State and federal insurance regulators increasingly recognize that transgender exclusions contravene scientific evidence, best medical practice, and legal standards that prohibit discrimination on the basis of gender identity. In 2014, for instance, Medicare overturned its three-decades-old transgender exclusion, and the U.S. Department of Health and Human Services (HHS) Office for Civil Rights issued a proposed rule that is expected to ban transgender exclusions in many private health plans and state Medicaid plans nationwide. The road to these changes, however, has been paved by state insurance regulators who have taken action to prohibit insurance exclusions that discriminate on the basis of gender identity.
In March 2013, only three states and DC had prohibited transgender exclusions; today, 15 states and DC have done so. These states are California, Colorado, Connecticut, Delaware, District of Columbia, Illinois, Maryland, Massachusetts, Michigan, Minnesota, New York, Nevada, Oregon, Rhode Island, Vermont, and Washington. Similar guidance is under consideration by regulators in other states and expected imminently.
Although each state varies in its reasoning, nearly every bulletin relies on state laws on unfair trade practices, sex or gender identity nondiscrimination, or mental health parity as a basis for prohibiting transgender exclusions. Some, but not all, also reference federal law, including Section 1557 of the Affordable Care Act; the essential health benefit nondiscrimination protections; and the Mental Health Parity and Addiction Equity Act.
There is significant momentum to address transgender exclusions—the guidance from Delaware was issued last week following a recent Michigan bulletin on form review requirements—and state guidance is particularly timely ahead of 2017 filing deadlines and full implementation of Section 1557 of the Affordable Care Act. State regulators are also addressing transgender exclusions via form filing guidance, form review checklists, and insurer attestations.
Transgender exclusions discriminate by arbitrarily singling out the transgender population for categorical denials of coverage for benefits otherwise provided to non-transgender people.

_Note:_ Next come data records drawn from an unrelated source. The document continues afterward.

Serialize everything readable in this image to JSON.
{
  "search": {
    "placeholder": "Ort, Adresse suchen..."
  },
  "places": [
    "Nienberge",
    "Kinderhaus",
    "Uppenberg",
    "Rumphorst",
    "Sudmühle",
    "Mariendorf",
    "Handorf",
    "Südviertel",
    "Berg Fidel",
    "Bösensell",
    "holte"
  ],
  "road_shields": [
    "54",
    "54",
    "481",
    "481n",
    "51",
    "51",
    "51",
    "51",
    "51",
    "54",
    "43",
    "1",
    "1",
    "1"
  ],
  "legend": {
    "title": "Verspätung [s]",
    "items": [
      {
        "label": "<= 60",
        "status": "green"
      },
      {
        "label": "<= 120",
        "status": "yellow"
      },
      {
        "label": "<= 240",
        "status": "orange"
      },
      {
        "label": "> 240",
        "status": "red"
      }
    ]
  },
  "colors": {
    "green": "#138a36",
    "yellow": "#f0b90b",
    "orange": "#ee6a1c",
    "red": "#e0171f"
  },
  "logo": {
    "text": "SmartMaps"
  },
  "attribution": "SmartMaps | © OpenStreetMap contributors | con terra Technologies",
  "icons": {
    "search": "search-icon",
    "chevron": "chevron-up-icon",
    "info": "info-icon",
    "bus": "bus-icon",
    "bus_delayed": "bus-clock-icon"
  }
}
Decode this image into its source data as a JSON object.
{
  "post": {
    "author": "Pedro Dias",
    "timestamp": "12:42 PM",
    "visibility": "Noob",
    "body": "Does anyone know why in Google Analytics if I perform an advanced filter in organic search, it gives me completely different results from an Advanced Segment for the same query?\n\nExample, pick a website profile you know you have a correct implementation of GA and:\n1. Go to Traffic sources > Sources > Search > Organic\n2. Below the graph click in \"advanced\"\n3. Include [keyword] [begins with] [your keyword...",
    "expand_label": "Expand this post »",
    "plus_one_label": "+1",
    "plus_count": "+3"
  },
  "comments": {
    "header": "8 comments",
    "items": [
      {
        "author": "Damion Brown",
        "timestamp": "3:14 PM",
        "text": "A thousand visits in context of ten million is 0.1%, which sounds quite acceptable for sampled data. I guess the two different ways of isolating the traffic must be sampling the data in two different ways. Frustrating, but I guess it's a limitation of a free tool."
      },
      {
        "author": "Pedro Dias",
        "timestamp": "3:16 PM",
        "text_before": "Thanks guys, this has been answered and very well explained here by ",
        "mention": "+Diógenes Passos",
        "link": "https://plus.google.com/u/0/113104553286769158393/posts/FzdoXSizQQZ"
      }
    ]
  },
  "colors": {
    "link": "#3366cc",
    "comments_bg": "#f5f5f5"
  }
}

Like anyone, transgender people need preventive care to stay healthy and acute care when they become sick. Some may also need medical treatment to physically transition from the sex they were assigned at birth (the gender on their original birth certificate) to the gender with which they identify. This care is frequently referred to as “transition-related care” and may include mental health counseling, hormone therapy, and surgeries.

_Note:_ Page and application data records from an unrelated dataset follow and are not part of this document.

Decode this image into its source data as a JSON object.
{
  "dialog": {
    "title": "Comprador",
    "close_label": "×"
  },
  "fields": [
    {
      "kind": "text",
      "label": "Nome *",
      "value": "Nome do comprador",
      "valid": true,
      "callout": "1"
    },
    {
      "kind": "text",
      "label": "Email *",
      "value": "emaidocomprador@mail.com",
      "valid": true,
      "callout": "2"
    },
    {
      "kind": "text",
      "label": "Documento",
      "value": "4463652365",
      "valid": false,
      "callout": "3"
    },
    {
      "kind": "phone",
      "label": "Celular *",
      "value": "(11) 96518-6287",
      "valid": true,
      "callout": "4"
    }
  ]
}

Expert medical organizations—including the American Medical Association and the American Psychological Association, among many others—agree that transition-related care is medically necessary for transgender people. And gender dysphoria (the medical diagnosis that is frequently used to describe a transgender identity) is explicitly described in the American Psychiatric Association’s Fifth Edition of the Diagnostic and Statistical Manual of Mental Disorders, known as the DSM-5.
Unfortunately, many plans continue to use categorical benefit exclusions that deny coverage for any service relating to gender transition. Insurers have invoked these exclusions to, for instance, deny coverage to transgender individuals for a wide range of basic health care services, including setting a broken arm and providing preventive screenings that are traditionally considered to be gender-specific (such as prostate exams or mammograms). These denials occur even though these services are not unique to transgender individuals and are routinely covered for non-transgender people on the same plan.
Transgender exclusions are still common in state-regulated plans: they were included in the 2017 essential health benefits base-benchmark plans in 43 states and can be found in all markets in many states. These exclusions persist even though all major insurers have designed products that do not contain transgender exclusions to accommodate private sector demand for inclusive coverage.
At the same time, the removal of transgender exclusions does not impose significant costs. This is because the transgender population is relatively small—there are an estimated 700,000 transgender people in the United States—and because cost and utilization is low. Indeed, actuarial projections frequently adopt inaccurate assumptions about the cost and utilization of transition-related care.
The City of San Francisco, for example, dramatically overestimated the cost of removing transgender exclusions from its employee health plan. The City initially imposed a small rider that resulted in a substantial surplus after the city collected $5.6 million and paid out only $386,417 on 37 claims from 2001 to 2006. The city dropped the rider in 2006 and has since covered transition-related care as part of its core benefit package.
The California Department of Insurance similarly compared the costs and benefits of California’s law that prohibited insurance discrimination against transgender people. The Department found an “immaterial” impact on premium costs, and “the benefits of eliminating discrimination far exceed the insignificant costs” because of improved health outcomes for transgender people. Other studies have similarly found the removal of transgender exclusions to be highly cost-effective with low utilization but significant benefits for enrollees and plans.
Despite the long history of insurance discrimination against transgender people, there is growing federal, state, and private sector momentum to remove discriminatory transgender exclusions. State regulators should consider joining these 15 states and DC in taking action to ban transgender exclusions from state-regulated coverage.